An analysis of the list reveals that even the very glitzy World Travel Awards (WTA), the so-called Oscars of the travel industry, which were established in 1993, have felt obliged to absorb at least some aspects of a broadly defined ethical tourism. The WTA 2011 has categories for the World’s Leading CSR Programme (Starwood Hotels), World’s Leading Eco-Resort & Spa (Soneva Kiri, Thailand), World’s Leading Eco-Lodge (Sanbona Wildlife Reserve, South Africa), World’s Leading Green Cruise Line (Star Clippers), World’s Leading Green Destination (Cousine Island, Seychelles) and so on. Of the 150 awards in the WTA’s World Winners 2011 category (there are also 10 World Travel Awards regional categories including Africa, Indian Ocean, Central America, and Australasia) nine could justifiably squeeze into the “ethical tourism” category, which accounts for 6 per cent of the total.
My guess is that the proportion of awards devoted to ethical tourism at the WTA will increase steadily in future years as the message put out by Ethical Traveler and similar organisations gains a wider audience. There is a further point: some cultural anthropologists might carp, but it is worth remembering that a vibrant, ethical tourism sector is often a crucial factor in establishing the international reputation of developing countries. It is especially important for these nations because an ethical brand image (and identity), developed through the visitor economy of the type that Ethical Traveler is trying to promote, can act as a window for other sectors of activity which can then attract other ethically compatible domestic and foreign direct investment (FDI) flows.
The lesson for the Mauritius Tourism Promotion Authority?
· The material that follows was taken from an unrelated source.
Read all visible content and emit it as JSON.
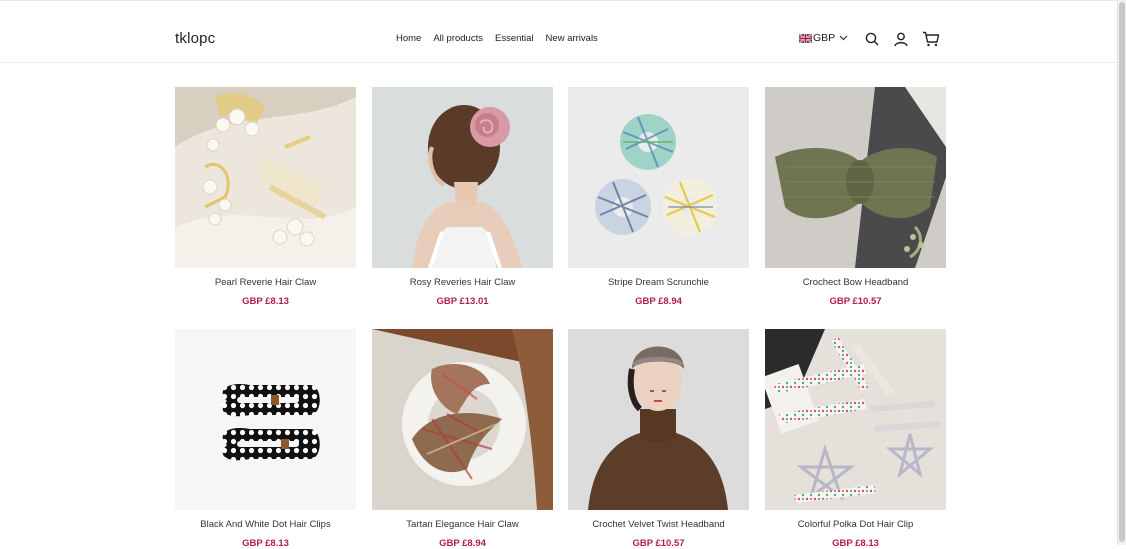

It should forget about the Vanilla Islands concept and the bland tagline “Mauritius – C’est un plaisir”, and instead focus on reinforcing the position of the island as a high-end ethical tourist destination.
A version of this article has appeared at the AnthropologyWorks blog
Dr Sean Carey is visiting lecturer in the Business School, University of Roehampton
* Published in print edition on 20 January 2012